**Required action:** Locate the string "What" in the listing below. Copy every line where it is found.

**Data extract:**
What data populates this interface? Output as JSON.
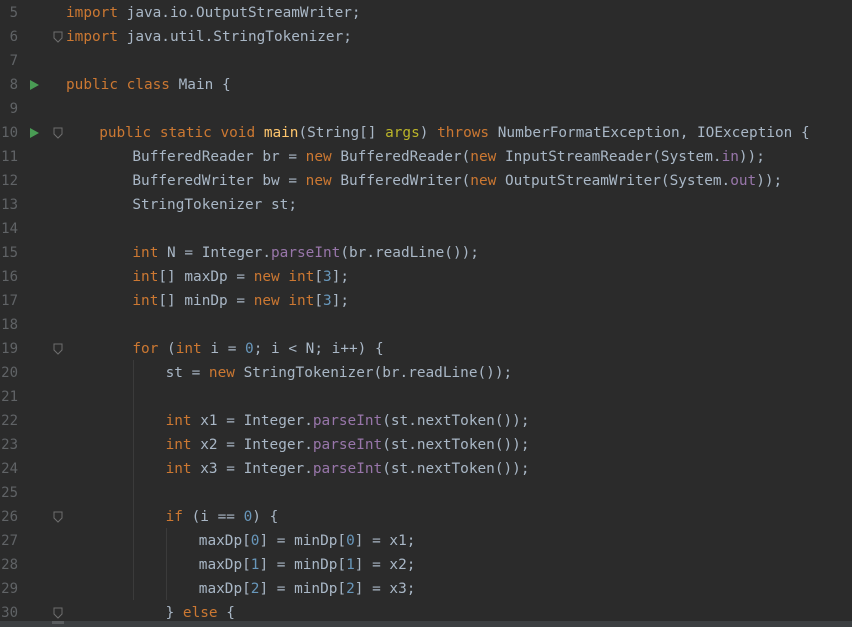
{
  "editor": {
    "lines": [
      {
        "n": "5",
        "indent": 0,
        "run": false,
        "fold": false,
        "tokens": [
          {
            "c": "k",
            "v": "import "
          },
          {
            "c": "t",
            "v": "java.io.OutputStreamWriter;"
          }
        ]
      },
      {
        "n": "6",
        "indent": 0,
        "run": false,
        "fold": true,
        "tokens": [
          {
            "c": "k",
            "v": "import "
          },
          {
            "c": "t",
            "v": "java.util.StringTokenizer;"
          }
        ]
      },
      {
        "n": "7",
        "indent": 0,
        "run": false,
        "fold": false,
        "tokens": []
      },
      {
        "n": "8",
        "indent": 0,
        "run": true,
        "fold": false,
        "tokens": [
          {
            "c": "k",
            "v": "public class "
          },
          {
            "c": "t",
            "v": "Main {"
          }
        ]
      },
      {
        "n": "9",
        "indent": 0,
        "run": false,
        "fold": false,
        "tokens": []
      },
      {
        "n": "10",
        "indent": 1,
        "run": true,
        "fold": true,
        "tokens": [
          {
            "c": "k",
            "v": "public static void "
          },
          {
            "c": "f",
            "v": "main"
          },
          {
            "c": "t",
            "v": "(String[] "
          },
          {
            "c": "p",
            "v": "args"
          },
          {
            "c": "t",
            "v": ") "
          },
          {
            "c": "k",
            "v": "throws "
          },
          {
            "c": "t",
            "v": "NumberFormatException, IOException {"
          }
        ]
      },
      {
        "n": "11",
        "indent": 2,
        "run": false,
        "fold": false,
        "tokens": [
          {
            "c": "t",
            "v": "BufferedReader br = "
          },
          {
            "c": "k",
            "v": "new "
          },
          {
            "c": "t",
            "v": "BufferedReader("
          },
          {
            "c": "k",
            "v": "new "
          },
          {
            "c": "t",
            "v": "InputStreamReader(System."
          },
          {
            "c": "s",
            "v": "in"
          },
          {
            "c": "t",
            "v": "));"
          }
        ]
      },
      {
        "n": "12",
        "indent": 2,
        "run": false,
        "fold": false,
        "tokens": [
          {
            "c": "t",
            "v": "BufferedWriter bw = "
          },
          {
            "c": "k",
            "v": "new "
          },
          {
            "c": "t",
            "v": "BufferedWriter("
          },
          {
            "c": "k",
            "v": "new "
          },
          {
            "c": "t",
            "v": "OutputStreamWriter(System."
          },
          {
            "c": "s",
            "v": "out"
          },
          {
            "c": "t",
            "v": "));"
          }
        ]
      },
      {
        "n": "13",
        "indent": 2,
        "run": false,
        "fold": false,
        "tokens": [
          {
            "c": "t",
            "v": "StringTokenizer st;"
          }
        ]
      },
      {
        "n": "14",
        "indent": 0,
        "run": false,
        "fold": false,
        "tokens": []
      },
      {
        "n": "15",
        "indent": 2,
        "run": false,
        "fold": false,
        "tokens": [
          {
            "c": "k",
            "v": "int "
          },
          {
            "c": "t",
            "v": "N = Integer."
          },
          {
            "c": "s",
            "v": "parseInt"
          },
          {
            "c": "t",
            "v": "(br.readLine());"
          }
        ]
      },
      {
        "n": "16",
        "indent": 2,
        "run": false,
        "fold": false,
        "tokens": [
          {
            "c": "k",
            "v": "int"
          },
          {
            "c": "t",
            "v": "[] maxDp = "
          },
          {
            "c": "k",
            "v": "new int"
          },
          {
            "c": "t",
            "v": "["
          },
          {
            "c": "n",
            "v": "3"
          },
          {
            "c": "t",
            "v": "];"
          }
        ]
      },
      {
        "n": "17",
        "indent": 2,
        "run": false,
        "fold": false,
        "tokens": [
          {
            "c": "k",
            "v": "int"
          },
          {
            "c": "t",
            "v": "[] minDp = "
          },
          {
            "c": "k",
            "v": "new int"
          },
          {
            "c": "t",
            "v": "["
          },
          {
            "c": "n",
            "v": "3"
          },
          {
            "c": "t",
            "v": "];"
          }
        ]
      },
      {
        "n": "18",
        "indent": 0,
        "run": false,
        "fold": false,
        "tokens": []
      },
      {
        "n": "19",
        "indent": 2,
        "run": false,
        "fold": true,
        "tokens": [
          {
            "c": "k",
            "v": "for "
          },
          {
            "c": "t",
            "v": "("
          },
          {
            "c": "k",
            "v": "int "
          },
          {
            "c": "t",
            "v": "i = "
          },
          {
            "c": "n",
            "v": "0"
          },
          {
            "c": "t",
            "v": "; i < N; i++) {"
          }
        ]
      },
      {
        "n": "20",
        "indent": 3,
        "run": false,
        "fold": false,
        "tokens": [
          {
            "c": "t",
            "v": "st = "
          },
          {
            "c": "k",
            "v": "new "
          },
          {
            "c": "t",
            "v": "StringTokenizer(br.readLine());"
          }
        ]
      },
      {
        "n": "21",
        "indent": 0,
        "run": false,
        "fold": false,
        "tokens": []
      },
      {
        "n": "22",
        "indent": 3,
        "run": false,
        "fold": false,
        "tokens": [
          {
            "c": "k",
            "v": "int "
          },
          {
            "c": "t",
            "v": "x1 = Integer."
          },
          {
            "c": "s",
            "v": "parseInt"
          },
          {
            "c": "t",
            "v": "(st.nextToken());"
          }
        ]
      },
      {
        "n": "23",
        "indent": 3,
        "run": false,
        "fold": false,
        "tokens": [
          {
            "c": "k",
            "v": "int "
          },
          {
            "c": "t",
            "v": "x2 = Integer."
          },
          {
            "c": "s",
            "v": "parseInt"
          },
          {
            "c": "t",
            "v": "(st.nextToken());"
          }
        ]
      },
      {
        "n": "24",
        "indent": 3,
        "run": false,
        "fold": false,
        "tokens": [
          {
            "c": "k",
            "v": "int "
          },
          {
            "c": "t",
            "v": "x3 = Integer."
          },
          {
            "c": "s",
            "v": "parseInt"
          },
          {
            "c": "t",
            "v": "(st.nextToken());"
          }
        ]
      },
      {
        "n": "25",
        "indent": 0,
        "run": false,
        "fold": false,
        "tokens": []
      },
      {
        "n": "26",
        "indent": 3,
        "run": false,
        "fold": true,
        "tokens": [
          {
            "c": "k",
            "v": "if "
          },
          {
            "c": "t",
            "v": "(i == "
          },
          {
            "c": "n",
            "v": "0"
          },
          {
            "c": "t",
            "v": ") {"
          }
        ]
      },
      {
        "n": "27",
        "indent": 4,
        "run": false,
        "fold": false,
        "tokens": [
          {
            "c": "t",
            "v": "maxDp["
          },
          {
            "c": "n",
            "v": "0"
          },
          {
            "c": "t",
            "v": "] = minDp["
          },
          {
            "c": "n",
            "v": "0"
          },
          {
            "c": "t",
            "v": "] = x1;"
          }
        ]
      },
      {
        "n": "28",
        "indent": 4,
        "run": false,
        "fold": false,
        "tokens": [
          {
            "c": "t",
            "v": "maxDp["
          },
          {
            "c": "n",
            "v": "1"
          },
          {
            "c": "t",
            "v": "] = minDp["
          },
          {
            "c": "n",
            "v": "1"
          },
          {
            "c": "t",
            "v": "] = x2;"
          }
        ]
      },
      {
        "n": "29",
        "indent": 4,
        "run": false,
        "fold": false,
        "tokens": [
          {
            "c": "t",
            "v": "maxDp["
          },
          {
            "c": "n",
            "v": "2"
          },
          {
            "c": "t",
            "v": "] = minDp["
          },
          {
            "c": "n",
            "v": "2"
          },
          {
            "c": "t",
            "v": "] = x3;"
          }
        ]
      },
      {
        "n": "30",
        "indent": 3,
        "run": false,
        "fold": true,
        "tokens": [
          {
            "c": "t",
            "v": "} "
          },
          {
            "c": "k",
            "v": "else "
          },
          {
            "c": "t",
            "v": "{"
          }
        ]
      }
    ]
  },
  "icons": {
    "run": "run-gutter-icon",
    "fold": "fold-marker-icon"
  },
  "colors": {
    "background": "#2b2b2b",
    "keyword": "#cc7832",
    "method": "#ffc66d",
    "static": "#9876aa",
    "number": "#6897bb",
    "text": "#a9b7c6",
    "parameter": "#bbb529",
    "line_number": "#606366",
    "run_icon": "#499c54"
  }
}
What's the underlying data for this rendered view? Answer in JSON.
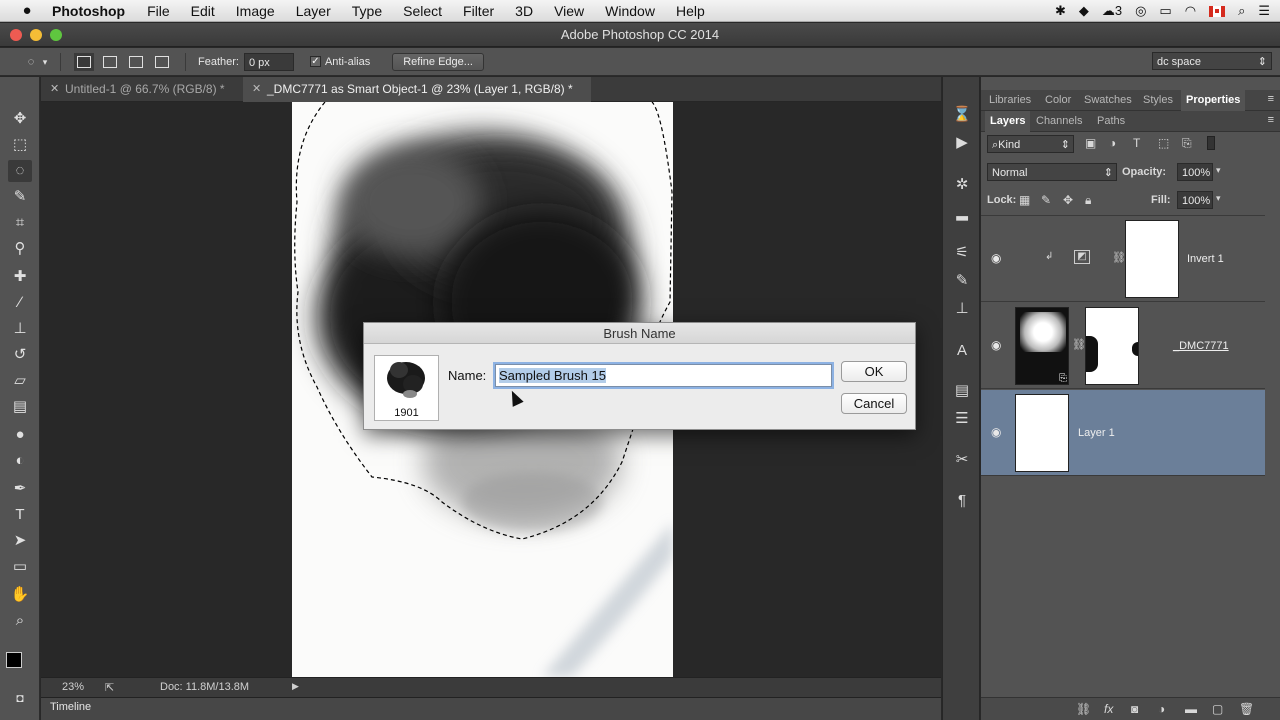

**Exercise answer:**
What data populates this interface? Output as JSON.
What's the underlying data for this rendered view? Answer in JSON.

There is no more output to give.